OBJECTIVE: COOLING THE YEN. (El país.com)
Last Thursday, while helicopters dropping water to cool reactors at the Fukushima nuclear power plant, central banks in theworld final details of a joint action to lower the temperature of another type of heater: the yen.
The concatenation of misfortunes suffered by Japan during the last 10 days (earthquake, tsunami andnuclear threat) had two immediate financial effects: sharp drop in the Tokyo Stock Exchange and sudden appreciation of the JPY. The yen, which took months to recover ground against the dollar, thistrend accelerated after the natural disaster, reaching the highest rate with the greenback since the Second World War.

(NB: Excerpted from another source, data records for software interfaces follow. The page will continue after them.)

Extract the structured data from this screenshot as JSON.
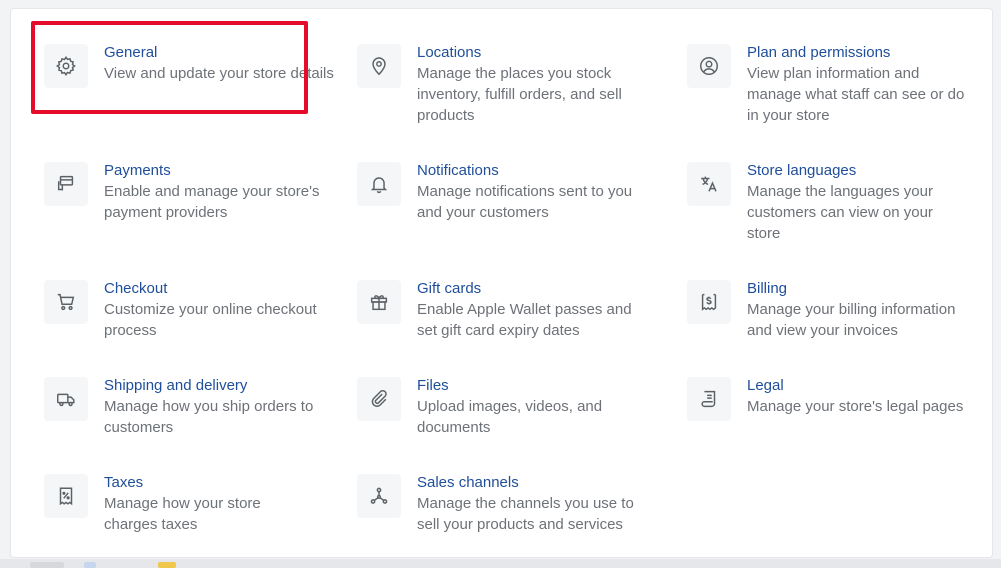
{
  "settings": {
    "items": [
      {
        "title": "General",
        "desc": "View and update your store details",
        "icon": "gear-icon"
      },
      {
        "title": "Locations",
        "desc": "Manage the places you stock inventory, fulfill orders, and sell products",
        "icon": "location-pin-icon"
      },
      {
        "title": "Plan and permissions",
        "desc": "View plan information and manage what staff can see or do in your store",
        "icon": "user-circle-icon"
      },
      {
        "title": "Payments",
        "desc": "Enable and manage your store's payment providers",
        "icon": "payments-icon"
      },
      {
        "title": "Notifications",
        "desc": "Manage notifications sent to you and your customers",
        "icon": "bell-icon"
      },
      {
        "title": "Store languages",
        "desc": "Manage the languages your customers can view on your store",
        "icon": "translate-icon"
      },
      {
        "title": "Checkout",
        "desc": "Customize your online checkout process",
        "icon": "cart-icon"
      },
      {
        "title": "Gift cards",
        "desc": "Enable Apple Wallet passes and set gift card expiry dates",
        "icon": "gift-icon"
      },
      {
        "title": "Billing",
        "desc": "Manage your billing information and view your invoices",
        "icon": "billing-icon"
      },
      {
        "title": "Shipping and delivery",
        "desc": "Manage how you ship orders to customers",
        "icon": "truck-icon"
      },
      {
        "title": "Files",
        "desc": "Upload images, videos, and documents",
        "icon": "paperclip-icon"
      },
      {
        "title": "Legal",
        "desc": "Manage your store's legal pages",
        "icon": "document-icon"
      },
      {
        "title": "Taxes",
        "desc": "Manage how your store charges taxes",
        "icon": "tax-receipt-icon"
      },
      {
        "title": "Sales channels",
        "desc": "Manage the channels you use to sell your products and services",
        "icon": "channels-icon"
      }
    ]
  },
  "colors": {
    "title": "#1f4e9a",
    "description": "#6d7278",
    "highlight": "#e40b2b"
  }
}
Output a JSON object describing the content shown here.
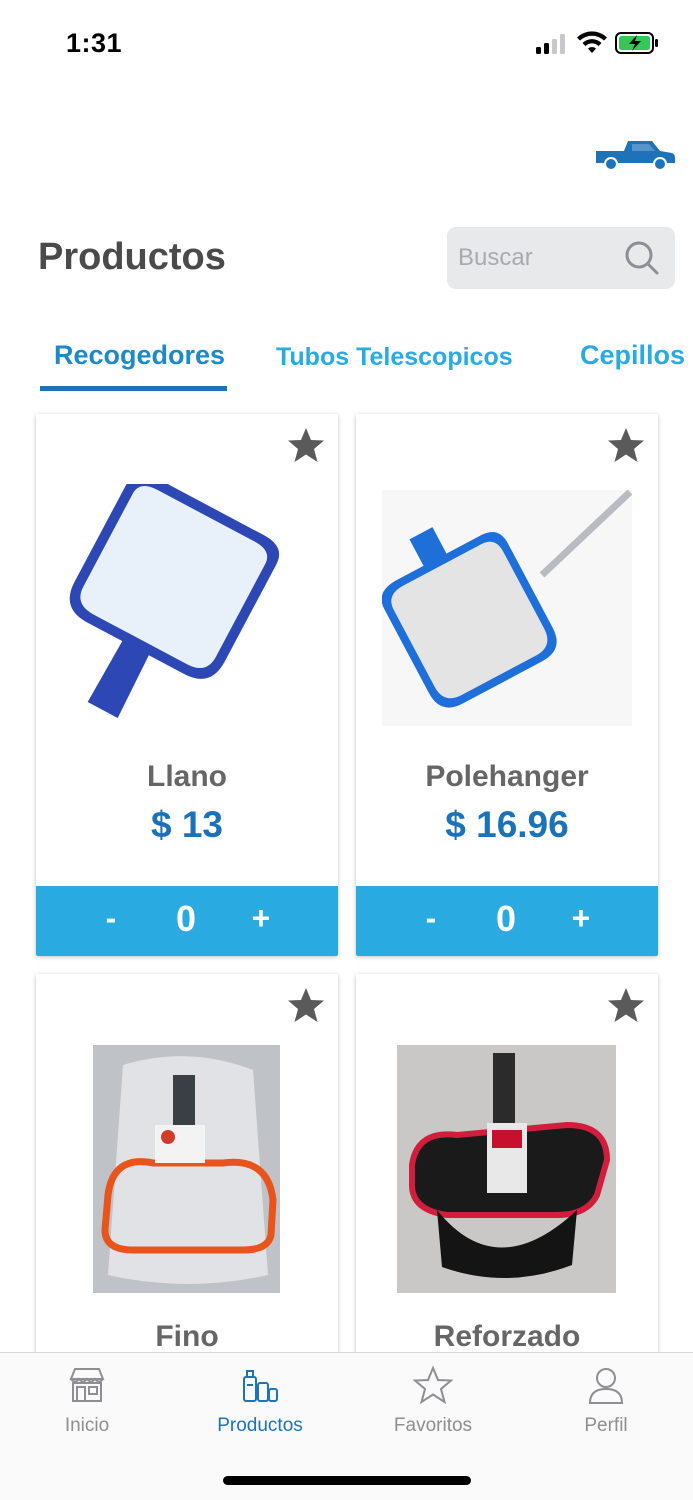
{
  "status_bar": {
    "time": "1:31"
  },
  "header": {
    "title": "Productos",
    "search_placeholder": "Buscar",
    "icons": [
      "truck-icon",
      "search-icon"
    ]
  },
  "tabs": [
    {
      "label": "Recogedores",
      "active": true
    },
    {
      "label": "Tubos Telescopicos",
      "active": false
    },
    {
      "label": "Cepillos",
      "active": false
    }
  ],
  "products": [
    {
      "name": "Llano",
      "price": "$ 13",
      "qty": "0",
      "minus": "-",
      "plus": "+",
      "image": "blue-leaf-skimmer"
    },
    {
      "name": "Polehanger",
      "price": "$ 16.96",
      "qty": "0",
      "minus": "-",
      "plus": "+",
      "image": "skimmer-with-pole"
    },
    {
      "name": "Fino",
      "image": "bagged-orange-skimmer"
    },
    {
      "name": "Reforzado",
      "image": "red-deep-bag-skimmer"
    }
  ],
  "nav": [
    {
      "label": "Inicio",
      "icon": "store-icon",
      "active": false
    },
    {
      "label": "Productos",
      "icon": "products-icon",
      "active": true
    },
    {
      "label": "Favoritos",
      "icon": "star-outline-icon",
      "active": false
    },
    {
      "label": "Perfil",
      "icon": "user-icon",
      "active": false
    }
  ],
  "colors": {
    "accent": "#29abe2",
    "brand_blue": "#1d72b8",
    "title_gray": "#4a4a4a",
    "inactive_gray": "#8e8e93"
  }
}
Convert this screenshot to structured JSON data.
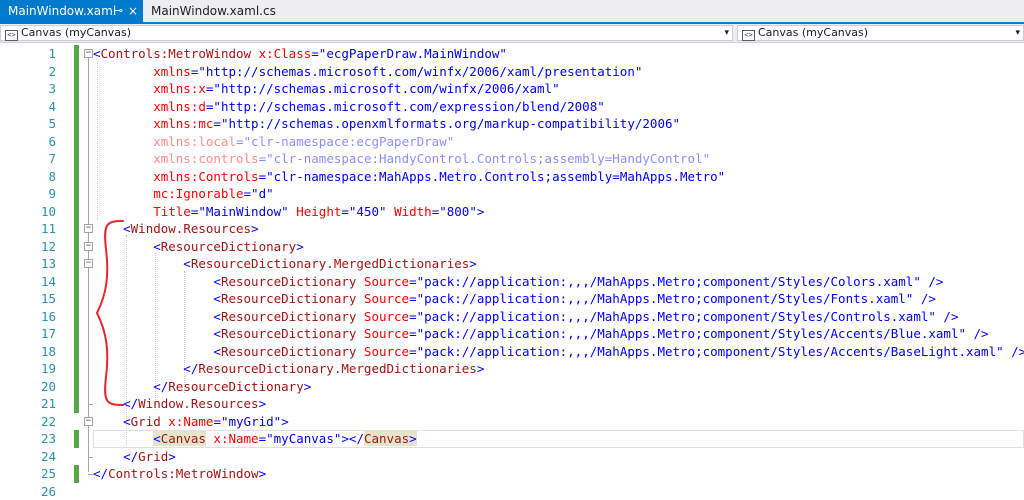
{
  "tabs": {
    "active_label": "MainWindow.xaml",
    "pin_icon": "⊸",
    "close_icon": "×",
    "inactive_label": "MainWindow.xaml.cs"
  },
  "navbar": {
    "left_value": "Canvas (myCanvas)",
    "right_value": "Canvas (myCanvas)",
    "icon_glyph": "<>",
    "arrow": "▾"
  },
  "editor": {
    "line_numbers": [
      "1",
      "2",
      "3",
      "4",
      "5",
      "6",
      "7",
      "8",
      "9",
      "10",
      "11",
      "12",
      "13",
      "14",
      "15",
      "16",
      "17",
      "18",
      "19",
      "20",
      "21",
      "22",
      "23",
      "24",
      "25",
      "26"
    ],
    "lines": [
      [
        {
          "t": "<",
          "c": "br"
        },
        {
          "t": "Controls:MetroWindow",
          "c": "tag"
        },
        {
          "t": " x:Class",
          "c": "attr"
        },
        {
          "t": "=",
          "c": "br"
        },
        {
          "t": "\"ecgPaperDraw.MainWindow\"",
          "c": "val"
        }
      ],
      [
        {
          "t": "        xmlns",
          "c": "attr"
        },
        {
          "t": "=",
          "c": "br"
        },
        {
          "t": "\"http://schemas.microsoft.com/winfx/2006/xaml/presentation\"",
          "c": "val"
        }
      ],
      [
        {
          "t": "        xmlns:x",
          "c": "attr"
        },
        {
          "t": "=",
          "c": "br"
        },
        {
          "t": "\"http://schemas.microsoft.com/winfx/2006/xaml\"",
          "c": "val"
        }
      ],
      [
        {
          "t": "        xmlns:d",
          "c": "attr"
        },
        {
          "t": "=",
          "c": "br"
        },
        {
          "t": "\"http://schemas.microsoft.com/expression/blend/2008\"",
          "c": "val"
        }
      ],
      [
        {
          "t": "        xmlns:mc",
          "c": "attr"
        },
        {
          "t": "=",
          "c": "br"
        },
        {
          "t": "\"http://schemas.openxmlformats.org/markup-compatibility/2006\"",
          "c": "val"
        }
      ],
      [
        {
          "t": "        xmlns:local",
          "c": "attr dim"
        },
        {
          "t": "=",
          "c": "br dim"
        },
        {
          "t": "\"clr-namespace:ecgPaperDraw\"",
          "c": "val dim"
        }
      ],
      [
        {
          "t": "        xmlns:controls",
          "c": "attr dim"
        },
        {
          "t": "=",
          "c": "br dim"
        },
        {
          "t": "\"clr-namespace:HandyControl.Controls;assembly=HandyControl\"",
          "c": "val dim"
        }
      ],
      [
        {
          "t": "        xmlns:Controls",
          "c": "attr"
        },
        {
          "t": "=",
          "c": "br"
        },
        {
          "t": "\"clr-namespace:MahApps.Metro.Controls;assembly=MahApps.Metro\"",
          "c": "val"
        }
      ],
      [
        {
          "t": "        mc:Ignorable",
          "c": "attr"
        },
        {
          "t": "=",
          "c": "br"
        },
        {
          "t": "\"d\"",
          "c": "val"
        }
      ],
      [
        {
          "t": "        Title",
          "c": "attr"
        },
        {
          "t": "=",
          "c": "br"
        },
        {
          "t": "\"MainWindow\"",
          "c": "val"
        },
        {
          "t": " Height",
          "c": "attr"
        },
        {
          "t": "=",
          "c": "br"
        },
        {
          "t": "\"450\"",
          "c": "val"
        },
        {
          "t": " Width",
          "c": "attr"
        },
        {
          "t": "=",
          "c": "br"
        },
        {
          "t": "\"800\"",
          "c": "val"
        },
        {
          "t": ">",
          "c": "br"
        }
      ],
      [
        {
          "t": "    <",
          "c": "br"
        },
        {
          "t": "Window.Resources",
          "c": "tag"
        },
        {
          "t": ">",
          "c": "br"
        }
      ],
      [
        {
          "t": "        <",
          "c": "br"
        },
        {
          "t": "ResourceDictionary",
          "c": "tag"
        },
        {
          "t": ">",
          "c": "br"
        }
      ],
      [
        {
          "t": "            <",
          "c": "br"
        },
        {
          "t": "ResourceDictionary.MergedDictionaries",
          "c": "tag"
        },
        {
          "t": ">",
          "c": "br"
        }
      ],
      [
        {
          "t": "                <",
          "c": "br"
        },
        {
          "t": "ResourceDictionary",
          "c": "tag"
        },
        {
          "t": " Source",
          "c": "attr"
        },
        {
          "t": "=",
          "c": "br"
        },
        {
          "t": "\"pack://application:,,,/MahApps.Metro;component/Styles/Colors.xaml\"",
          "c": "val"
        },
        {
          "t": " />",
          "c": "br"
        }
      ],
      [
        {
          "t": "                <",
          "c": "br"
        },
        {
          "t": "ResourceDictionary",
          "c": "tag"
        },
        {
          "t": " Source",
          "c": "attr"
        },
        {
          "t": "=",
          "c": "br"
        },
        {
          "t": "\"pack://application:,,,/MahApps.Metro;component/Styles/Fonts.xaml\"",
          "c": "val"
        },
        {
          "t": " />",
          "c": "br"
        }
      ],
      [
        {
          "t": "                <",
          "c": "br"
        },
        {
          "t": "ResourceDictionary",
          "c": "tag"
        },
        {
          "t": " Source",
          "c": "attr"
        },
        {
          "t": "=",
          "c": "br"
        },
        {
          "t": "\"pack://application:,,,/MahApps.Metro;component/Styles/Controls.xaml\"",
          "c": "val"
        },
        {
          "t": " />",
          "c": "br"
        }
      ],
      [
        {
          "t": "                <",
          "c": "br"
        },
        {
          "t": "ResourceDictionary",
          "c": "tag"
        },
        {
          "t": " Source",
          "c": "attr"
        },
        {
          "t": "=",
          "c": "br"
        },
        {
          "t": "\"pack://application:,,,/MahApps.Metro;component/Styles/Accents/Blue.xaml\"",
          "c": "val"
        },
        {
          "t": " />",
          "c": "br"
        }
      ],
      [
        {
          "t": "                <",
          "c": "br"
        },
        {
          "t": "ResourceDictionary",
          "c": "tag"
        },
        {
          "t": " Source",
          "c": "attr"
        },
        {
          "t": "=",
          "c": "br"
        },
        {
          "t": "\"pack://application:,,,/MahApps.Metro;component/Styles/Accents/BaseLight.xaml\"",
          "c": "val"
        },
        {
          "t": " />",
          "c": "br"
        }
      ],
      [
        {
          "t": "            </",
          "c": "br"
        },
        {
          "t": "ResourceDictionary.MergedDictionaries",
          "c": "tag"
        },
        {
          "t": ">",
          "c": "br"
        }
      ],
      [
        {
          "t": "        </",
          "c": "br"
        },
        {
          "t": "ResourceDictionary",
          "c": "tag"
        },
        {
          "t": ">",
          "c": "br"
        }
      ],
      [
        {
          "t": "    </",
          "c": "br"
        },
        {
          "t": "Window.Resources",
          "c": "tag"
        },
        {
          "t": ">",
          "c": "br"
        }
      ],
      [
        {
          "t": "    <",
          "c": "br"
        },
        {
          "t": "Grid",
          "c": "tag"
        },
        {
          "t": " x:Name",
          "c": "attr"
        },
        {
          "t": "=",
          "c": "br"
        },
        {
          "t": "\"myGrid\"",
          "c": "val"
        },
        {
          "t": ">",
          "c": "br"
        }
      ],
      [
        {
          "t": "        ",
          "c": ""
        },
        {
          "t": "<",
          "c": "br hl"
        },
        {
          "t": "Canvas",
          "c": "tag hl"
        },
        {
          "t": " x:Name",
          "c": "attr"
        },
        {
          "t": "=",
          "c": "br"
        },
        {
          "t": "\"myCanvas\"",
          "c": "val"
        },
        {
          "t": "></",
          "c": "br"
        },
        {
          "t": "Canvas",
          "c": "tag hl"
        },
        {
          "t": ">",
          "c": "br hl"
        }
      ],
      [
        {
          "t": "    </",
          "c": "br"
        },
        {
          "t": "Grid",
          "c": "tag"
        },
        {
          "t": ">",
          "c": "br"
        }
      ],
      [
        {
          "t": "</",
          "c": "br"
        },
        {
          "t": "Controls:MetroWindow",
          "c": "tag"
        },
        {
          "t": ">",
          "c": "br"
        }
      ],
      []
    ],
    "changed_lines": [
      1,
      2,
      3,
      4,
      5,
      6,
      7,
      8,
      9,
      10,
      11,
      12,
      13,
      14,
      15,
      16,
      17,
      18,
      19,
      20,
      21,
      23,
      25
    ],
    "fold_markers": {
      "1": "−",
      "11": "−",
      "12": "−",
      "13": "−",
      "22": "−"
    },
    "current_line": 23
  },
  "annotation_color": "#e8282e"
}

The finance ministers and heads of central banks of the G-7 (comprising Britain,Canada, France, Germany, Italy, Japan and the United States) decided last Friday to conduct a concerted monetary intervention (selling massive yen in the market) to slow the appreciation of the yenagainst the dollar. The last time the G-7 announced a joint action was more than a decade. Then, in 2000, acted to prevent the collapse of the euro, which had just been released to the money market.The operation of the G-7 proved to be a balm for the currency market. In the session on Friday, the yen experienced the biggest drop against the dollar since 2008. Still, the Japanese currency is still2% above the exchange rate against the dollar was the day before the earthquake.
Before they were backed by other economic powers, Tokyo had already been acting on his own in the foreign exchangemarket. The Japanese Government has seen the hand of large hedge funds behind the rise of the yen. The interpretation made by the market following the natural disaster is that Japan may be forced torepatriate some of their savings in assets denominated in other currencies, mainly U.S. debt to finance spending to be faced in repairing the damage. The practice of carry trade (borrowing in Japan...